CALLER: Just a quick question, if the Australian public vote yes for the voice, and the voice is implemented, how much exactly will it cost? And given we can't afford to pay Medicare NDIS aged care how much is it going to cost to pay these voice members and the huge bureaucracy and advisors that need to accompany them to carry out their duties?
RAF EPSTEIN: Jane Hume.
JANE HUME: Peter, I can't answer those questions because I don't even know what the model of the voice is going to look like at the moment. The Calma Langton review, although had an awful lot of detail; A, we don't know whether that is the exact model; B, there were some options in the model that were proposed there, so we don't know which options are going to be chosen by the government if they do adopt the Calma Langton model; and C, that I don't think there's any costings there. That's really up to the government to tell us what it is going to cost. We do know that referendum themselves are very expensive to undergo. When I was talking before about the pamphlet, one of the reasons why the government said that they didn't want to issue a pamphlet was because they wanted to save money. Yet the AEC issue issues a pamphlet on how to vote. You know how to use the electoral system to every household at every election already, so it's really not an additional cost. They're already doing this. So cost is one issue that no one's really brought up Peter. So there's a good point.
RAF EPSTEIN: Two quick final questions, one on school, but before I get to that someone does want to know if you've read Nikki severs book ‘Bulldozed’. Have you read it?
JANE HUME: I haven't read Nikki's book. I feel really bad about that. I've read a couple of them sort of post election analysis but obviously for the Review, but ‘Bulldozed’ unfortunately came out after I'd finished the Review.

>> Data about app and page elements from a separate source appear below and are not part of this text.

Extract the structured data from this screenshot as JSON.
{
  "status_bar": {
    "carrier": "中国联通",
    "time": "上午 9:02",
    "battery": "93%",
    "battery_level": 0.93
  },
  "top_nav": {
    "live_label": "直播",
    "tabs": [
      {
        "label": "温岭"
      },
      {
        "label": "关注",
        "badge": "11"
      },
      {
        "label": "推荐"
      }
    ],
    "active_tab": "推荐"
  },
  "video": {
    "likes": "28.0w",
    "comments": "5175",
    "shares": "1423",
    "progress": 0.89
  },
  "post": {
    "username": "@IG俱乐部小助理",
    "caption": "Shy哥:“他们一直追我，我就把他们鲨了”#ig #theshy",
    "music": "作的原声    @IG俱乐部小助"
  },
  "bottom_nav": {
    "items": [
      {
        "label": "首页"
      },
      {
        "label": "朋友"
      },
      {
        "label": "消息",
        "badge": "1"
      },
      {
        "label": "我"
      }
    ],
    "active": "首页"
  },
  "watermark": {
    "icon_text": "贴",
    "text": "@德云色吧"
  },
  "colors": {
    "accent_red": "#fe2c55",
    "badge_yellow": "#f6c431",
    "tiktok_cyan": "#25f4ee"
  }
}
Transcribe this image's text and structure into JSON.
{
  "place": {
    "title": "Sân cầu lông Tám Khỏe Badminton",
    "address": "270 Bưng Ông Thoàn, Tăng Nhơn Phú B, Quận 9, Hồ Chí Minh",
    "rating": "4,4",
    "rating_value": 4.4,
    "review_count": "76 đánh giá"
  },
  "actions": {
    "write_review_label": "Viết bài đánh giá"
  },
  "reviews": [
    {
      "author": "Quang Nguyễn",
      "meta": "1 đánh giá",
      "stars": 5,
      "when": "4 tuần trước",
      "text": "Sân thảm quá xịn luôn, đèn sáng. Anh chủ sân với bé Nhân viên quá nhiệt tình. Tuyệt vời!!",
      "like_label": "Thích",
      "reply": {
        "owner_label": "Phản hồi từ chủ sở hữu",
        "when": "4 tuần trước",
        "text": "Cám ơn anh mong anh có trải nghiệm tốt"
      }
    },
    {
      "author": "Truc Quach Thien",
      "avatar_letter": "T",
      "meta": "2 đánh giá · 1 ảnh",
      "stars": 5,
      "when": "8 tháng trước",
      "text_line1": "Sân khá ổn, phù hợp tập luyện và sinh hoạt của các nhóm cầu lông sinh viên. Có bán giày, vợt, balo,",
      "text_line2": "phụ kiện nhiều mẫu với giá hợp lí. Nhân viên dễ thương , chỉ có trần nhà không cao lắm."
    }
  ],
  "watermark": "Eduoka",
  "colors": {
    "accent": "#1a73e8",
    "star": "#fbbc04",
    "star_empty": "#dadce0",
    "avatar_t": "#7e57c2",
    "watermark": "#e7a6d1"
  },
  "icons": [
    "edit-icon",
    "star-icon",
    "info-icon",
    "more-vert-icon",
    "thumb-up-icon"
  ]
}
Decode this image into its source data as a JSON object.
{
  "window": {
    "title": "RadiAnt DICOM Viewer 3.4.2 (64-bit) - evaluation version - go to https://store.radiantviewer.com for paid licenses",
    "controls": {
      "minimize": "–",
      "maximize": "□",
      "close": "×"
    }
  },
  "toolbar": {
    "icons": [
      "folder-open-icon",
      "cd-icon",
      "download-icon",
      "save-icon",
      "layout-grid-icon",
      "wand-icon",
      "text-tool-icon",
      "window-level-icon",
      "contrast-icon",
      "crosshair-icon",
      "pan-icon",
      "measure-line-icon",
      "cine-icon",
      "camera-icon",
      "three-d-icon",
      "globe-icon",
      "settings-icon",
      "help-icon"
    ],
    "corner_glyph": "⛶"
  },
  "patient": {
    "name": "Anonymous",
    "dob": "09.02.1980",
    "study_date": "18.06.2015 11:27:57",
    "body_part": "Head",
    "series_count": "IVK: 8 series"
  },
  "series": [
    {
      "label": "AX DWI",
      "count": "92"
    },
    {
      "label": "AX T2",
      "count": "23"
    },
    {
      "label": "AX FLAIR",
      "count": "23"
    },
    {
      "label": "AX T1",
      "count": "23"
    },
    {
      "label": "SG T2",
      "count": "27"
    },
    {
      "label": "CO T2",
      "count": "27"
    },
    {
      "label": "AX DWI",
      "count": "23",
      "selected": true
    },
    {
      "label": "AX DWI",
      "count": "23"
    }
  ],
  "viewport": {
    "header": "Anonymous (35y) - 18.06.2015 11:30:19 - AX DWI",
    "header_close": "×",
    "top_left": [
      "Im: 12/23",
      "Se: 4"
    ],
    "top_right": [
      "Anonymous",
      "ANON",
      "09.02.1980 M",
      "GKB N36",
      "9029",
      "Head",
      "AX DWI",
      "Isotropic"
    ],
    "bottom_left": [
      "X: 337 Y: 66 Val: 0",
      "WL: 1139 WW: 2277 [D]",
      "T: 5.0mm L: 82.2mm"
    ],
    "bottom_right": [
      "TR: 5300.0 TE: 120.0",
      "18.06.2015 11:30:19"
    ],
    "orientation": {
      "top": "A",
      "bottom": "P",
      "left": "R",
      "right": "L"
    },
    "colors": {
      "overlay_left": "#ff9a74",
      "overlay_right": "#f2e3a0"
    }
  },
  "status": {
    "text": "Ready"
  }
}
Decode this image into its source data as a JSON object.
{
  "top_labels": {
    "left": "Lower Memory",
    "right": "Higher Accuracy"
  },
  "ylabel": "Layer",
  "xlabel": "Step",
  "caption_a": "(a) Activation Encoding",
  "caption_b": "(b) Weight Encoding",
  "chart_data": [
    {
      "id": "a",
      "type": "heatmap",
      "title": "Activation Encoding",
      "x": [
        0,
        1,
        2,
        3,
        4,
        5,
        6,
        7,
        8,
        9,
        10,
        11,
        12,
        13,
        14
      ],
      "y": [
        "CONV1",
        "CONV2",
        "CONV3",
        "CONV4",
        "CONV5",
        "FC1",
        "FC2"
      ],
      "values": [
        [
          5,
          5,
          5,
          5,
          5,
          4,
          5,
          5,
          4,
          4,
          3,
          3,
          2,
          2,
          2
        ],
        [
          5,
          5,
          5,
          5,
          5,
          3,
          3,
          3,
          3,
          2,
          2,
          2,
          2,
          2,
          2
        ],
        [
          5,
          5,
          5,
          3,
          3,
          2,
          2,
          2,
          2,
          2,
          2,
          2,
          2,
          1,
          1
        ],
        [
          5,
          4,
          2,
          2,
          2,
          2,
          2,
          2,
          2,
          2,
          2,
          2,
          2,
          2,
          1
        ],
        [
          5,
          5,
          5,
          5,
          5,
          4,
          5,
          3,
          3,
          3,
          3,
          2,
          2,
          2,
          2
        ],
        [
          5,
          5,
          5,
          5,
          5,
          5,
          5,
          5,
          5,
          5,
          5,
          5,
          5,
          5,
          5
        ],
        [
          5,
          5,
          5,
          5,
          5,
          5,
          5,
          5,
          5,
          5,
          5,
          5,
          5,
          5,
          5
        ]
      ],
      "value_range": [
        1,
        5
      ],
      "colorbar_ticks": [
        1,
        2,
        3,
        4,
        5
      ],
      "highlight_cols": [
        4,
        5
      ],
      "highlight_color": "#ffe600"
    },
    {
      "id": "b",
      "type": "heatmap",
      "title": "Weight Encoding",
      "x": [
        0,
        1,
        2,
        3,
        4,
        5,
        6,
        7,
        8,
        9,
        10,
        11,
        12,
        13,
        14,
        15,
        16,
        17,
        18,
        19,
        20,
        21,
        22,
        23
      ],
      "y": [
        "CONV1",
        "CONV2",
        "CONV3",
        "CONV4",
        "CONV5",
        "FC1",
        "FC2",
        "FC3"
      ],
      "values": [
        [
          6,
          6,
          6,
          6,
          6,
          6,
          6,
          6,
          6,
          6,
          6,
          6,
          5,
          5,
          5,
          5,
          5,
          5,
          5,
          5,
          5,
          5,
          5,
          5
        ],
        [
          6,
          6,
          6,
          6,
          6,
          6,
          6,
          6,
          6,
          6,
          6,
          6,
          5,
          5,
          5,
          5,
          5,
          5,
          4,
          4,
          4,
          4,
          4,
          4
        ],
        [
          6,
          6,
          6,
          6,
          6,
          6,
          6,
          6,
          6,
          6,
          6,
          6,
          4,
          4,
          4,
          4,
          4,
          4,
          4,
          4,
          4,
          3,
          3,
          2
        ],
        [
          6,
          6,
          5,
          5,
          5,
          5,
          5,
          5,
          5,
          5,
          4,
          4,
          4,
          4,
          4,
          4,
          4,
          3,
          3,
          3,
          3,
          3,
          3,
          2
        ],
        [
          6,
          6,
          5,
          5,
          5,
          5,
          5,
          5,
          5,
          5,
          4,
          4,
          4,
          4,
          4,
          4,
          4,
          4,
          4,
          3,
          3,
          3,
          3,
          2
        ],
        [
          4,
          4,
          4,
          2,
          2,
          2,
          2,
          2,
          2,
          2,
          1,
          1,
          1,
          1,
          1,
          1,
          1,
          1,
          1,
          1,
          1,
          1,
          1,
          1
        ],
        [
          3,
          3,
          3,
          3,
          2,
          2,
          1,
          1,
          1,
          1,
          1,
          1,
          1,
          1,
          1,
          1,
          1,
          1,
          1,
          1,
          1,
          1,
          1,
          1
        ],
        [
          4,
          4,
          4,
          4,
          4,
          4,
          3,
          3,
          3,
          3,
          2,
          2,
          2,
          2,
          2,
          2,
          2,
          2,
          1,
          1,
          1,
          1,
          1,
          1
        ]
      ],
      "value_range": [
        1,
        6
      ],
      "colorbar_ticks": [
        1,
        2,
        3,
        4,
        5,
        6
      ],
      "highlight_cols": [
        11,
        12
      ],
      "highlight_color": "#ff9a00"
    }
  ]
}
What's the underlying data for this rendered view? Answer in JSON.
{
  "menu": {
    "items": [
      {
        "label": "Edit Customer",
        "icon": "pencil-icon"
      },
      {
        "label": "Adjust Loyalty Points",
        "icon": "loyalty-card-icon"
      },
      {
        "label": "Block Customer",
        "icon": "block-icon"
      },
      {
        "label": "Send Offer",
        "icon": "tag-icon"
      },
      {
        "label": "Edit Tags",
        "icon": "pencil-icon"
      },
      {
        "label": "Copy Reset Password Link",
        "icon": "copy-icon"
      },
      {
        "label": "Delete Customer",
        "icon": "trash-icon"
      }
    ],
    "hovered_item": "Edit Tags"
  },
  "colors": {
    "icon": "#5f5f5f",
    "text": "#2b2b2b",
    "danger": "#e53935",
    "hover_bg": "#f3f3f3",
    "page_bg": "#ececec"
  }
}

RAF EPSTEIN: You might read it for your own enjoyment and I had been asking people this all day, although I haven't while, we've had this conversation. So if I can ask you to kick off on talkback. Do you remember a first day at school, primary school or secondary school? Because so many people are doing that today? Do you remember the first day of school so something that stuck in your mind?
JANE HUME: I do. You know, my first day in prep, I cried, and I cried and I cried when my father left me behind. And I was assigned a buddy, a little girl who I do remember her name, but I won't mention it. Who took me aside and we sat on a little step and she offered me a strepsil of all things, a strepsil. Look she left the school but I later found out she was a drug dealer. Isn’t that terrible. So early signs.
RAF EPSTEIN: I don't really no what to say. I'm not going to say anything.
JANE HUME: I’m sorry I shouldn’t have thrown that in the mix.
RAF EPSTEIN: That's okay. Look, it's real life. Jane Hume. Thanks so much for your time.
JANE HUME: That's a pleasure, Raf. Good to be with you.